«VITA Alan E. Grunewald Professor of FinanceMichigan State University 2010 EDUCATION University of WisconsinMadison Major: Finance and Economics Minors: Law and Public Utilities Ph.D. 1955 Major: Finance M.B.A. 1953 Major: Economics M.S. 1951 University of WisconsinMilwaukee Major: Education. Minors: Economics and Sociology B.S. 1949 U.S. Army ROTC 1951 1953 U.S. Army Air Corp. – 18 months active duty 1945 – 1946 FOREIGN LANGUAGES Speak fluent German and some Portuguese and Spanish Studied...»

«IOSR Journal of Business and Management (IOSR-JBM) ISSN: 2278-487X. Volume 7, Issue 2 (Jan. Feb. 2013), PP 94-100 www.iosrjournals.org Determinants of Corporate Liquidity An Analysis of Cash Holdings 1 Sara Anjum, 2Qaisar Ali Malik 1 FUIRC, Department of Business & Economics. 2 Assistant Professor, FUIRC, Department of Business & Economics. Abstract: The objective of the study is to determine and measure how and to what extent size of the firm, net working capital, leverage, cash conversion...»

«Monetary and Fiscal Policies Post 25th January Revolution: Fighters against Windmills To be presented at the first graduate conference: Egypt in the Arab Spring: Perspectives from Economics and Democratisation Studies London School of Economics, London, 28 September 2012 By Heba Talla Atef Sayed Emam Msc. in Economics Teaching Assistant Economics Department Faculty of Economics and Political Science Abstract The political events that unfolded in Egypt since the 25th January revolution took its...»

«International Journal of Business and Behavioral Sciences Vol. 4, No.3; March 2014 Investing The Relationship Between Size, Financial Leverage and Diversification of Products and Market With Companies' Score Disclosure Nasrin Fallah Zarjo1, & Farzin Rezaei2 1 Department of Accounting, Science and Research Branch, Islamic Azad University, Ghazvin, Iran, 2 Assistant professor Department of Management and Accounting,, Islamic Azad University, Ghazvin Branch, Ghazvin,Iran Abstract The main...»

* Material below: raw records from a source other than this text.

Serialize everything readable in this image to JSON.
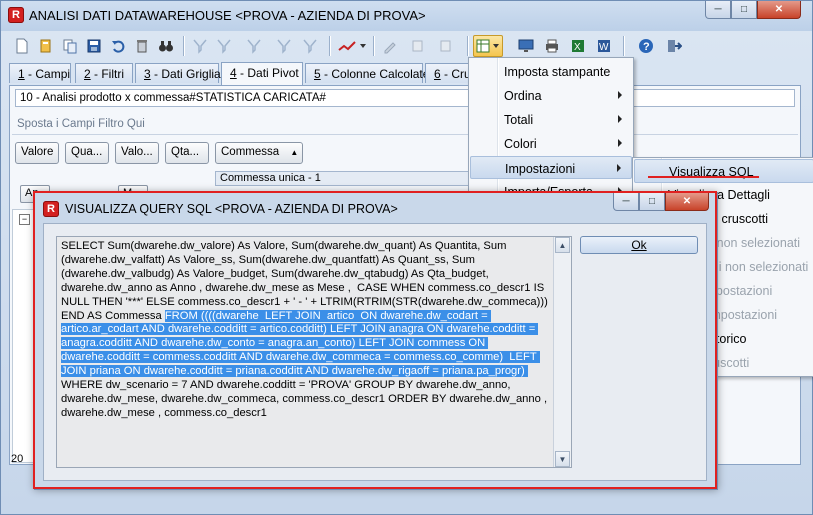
{
  "window": {
    "title": "ANALISI DATI DATAWAREHOUSE <PROVA - AZIENDA DI PROVA>"
  },
  "toolbar": {
    "icons": [
      "new-icon",
      "open-icon",
      "copy-icon",
      "save-icon",
      "undo-icon",
      "delete-icon",
      "binoculars-icon",
      "filter-icon",
      "filter-add-icon",
      "filter-remove-icon",
      "filter-clear-icon",
      "chart-icon",
      "edit-icon",
      "copy2-icon",
      "paste-icon",
      "pivot-settings-icon",
      "monitor-icon",
      "printer-icon",
      "excel-icon",
      "word-icon",
      "help-icon",
      "exit-icon"
    ]
  },
  "tabs": [
    {
      "num": "1",
      "label": " - Campi"
    },
    {
      "num": "2",
      "label": " - Filtri"
    },
    {
      "num": "3",
      "label": " - Dati Griglia"
    },
    {
      "num": "4",
      "label": " - Dati Pivot"
    },
    {
      "num": "5",
      "label": " - Colonne Calcolate"
    },
    {
      "num": "6",
      "label": " - Crus"
    }
  ],
  "pivot": {
    "analysis_name": "10 - Analisi prodotto x commessa#STATISTICA CARICATA#",
    "filter_drop_hint": "Sposta i Campi Filtro Qui",
    "data_fields": [
      "Valore",
      "Qua...",
      "Valo...",
      "Qta..."
    ],
    "column_field": "Commessa",
    "column_value": "Commessa unica - 1",
    "row_headers": [
      "An",
      "M"
    ],
    "row_year": "20"
  },
  "menu": {
    "items": [
      {
        "label": "Imposta stampante",
        "submenu": false
      },
      {
        "label": "Ordina",
        "submenu": true
      },
      {
        "label": "Totali",
        "submenu": true
      },
      {
        "label": "Colori",
        "submenu": true
      },
      {
        "label": "Impostazioni",
        "submenu": true
      },
      {
        "label": "Importa/Esporta",
        "submenu": true
      }
    ],
    "submenu": [
      {
        "label": "Visualizza SQL",
        "disabled": false
      },
      {
        "label": "Visualizza Dettagli",
        "disabled": false
      },
      {
        "label": "Gestione cruscotti",
        "disabled": false
      },
      {
        "label": "Espandi non selezionati",
        "disabled": true
      },
      {
        "label": "Comprimi non selezionati",
        "disabled": true
      },
      {
        "label": "Salva impostazioni",
        "disabled": true
      },
      {
        "label": "Carica impostazioni",
        "disabled": true
      },
      {
        "label": "Mostra storico",
        "disabled": false
      },
      {
        "label": "Salva cruscotti",
        "disabled": true
      }
    ]
  },
  "dialog": {
    "title": "VISUALIZZA QUERY SQL <PROVA - AZIENDA DI PROVA>",
    "ok_label": "Ok",
    "sql_before": "SELECT Sum(dwarehe.dw_valore) As Valore, Sum(dwarehe.dw_quant) As Quantita, Sum (dwarehe.dw_valfatt) As Valore_ss, Sum(dwarehe.dw_quantfatt) As Quant_ss, Sum (dwarehe.dw_valbudg) As Valore_budget, Sum(dwarehe.dw_qtabudg) As Qta_budget, dwarehe.dw_anno as Anno , dwarehe.dw_mese as Mese ,  CASE WHEN commess.co_descr1 IS NULL THEN '***' ELSE commess.co_descr1 + ' - ' + LTRIM(RTRIM(STR(dwarehe.dw_commeca))) END AS Commessa ",
    "sql_selected": "FROM ((((dwarehe  LEFT JOIN  artico  ON dwarehe.dw_codart = artico.ar_codart AND dwarehe.codditt = artico.codditt) LEFT JOIN anagra ON dwarehe.codditt = anagra.codditt AND dwarehe.dw_conto = anagra.an_conto) LEFT JOIN commess ON dwarehe.codditt = commess.codditt AND dwarehe.dw_commeca = commess.co_comme)  LEFT JOIN priana ON dwarehe.codditt = priana.codditt AND dwarehe.dw_rigaoff = priana.pa_progr) ",
    "sql_after": "WHERE dw_scenario = 7 AND dwarehe.codditt = 'PROVA' GROUP BY dwarehe.dw_anno, dwarehe.dw_mese, dwarehe.dw_commeca, commess.co_descr1 ORDER BY dwarehe.dw_anno , dwarehe.dw_mese , commess.co_descr1"
  }
}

«Global Economic Governance Initiative G E G I W O R K I N G PA P E R 0 0 2 • 0 5 / 2 0 1 6 GLOBAL ECONOMIC GOVERNANCE Fueling Growth and Financing Risk: The benefits and risks of China’s development finance in the global energy sector K E V I N P. G AL L AG H ER, ROHINI KA MA L, YON G ZHON G WA N G EXECUTIVE SUMMARY Kevin P. Gallagher is Professor of Global Development Policy and In just over a decade Chinese policy banks have emerged as global leaders in development co-director of the...»

<<  HOME   |    CONTACTS
2016 www.dissertation.xlibx.info - Dissertations, online materials

Materials of this site are available for review, all rights belong to their respective owners.
If you do not agree with the fact that your material is placed on this site, please, email us, we will within 1-2 business days delete him.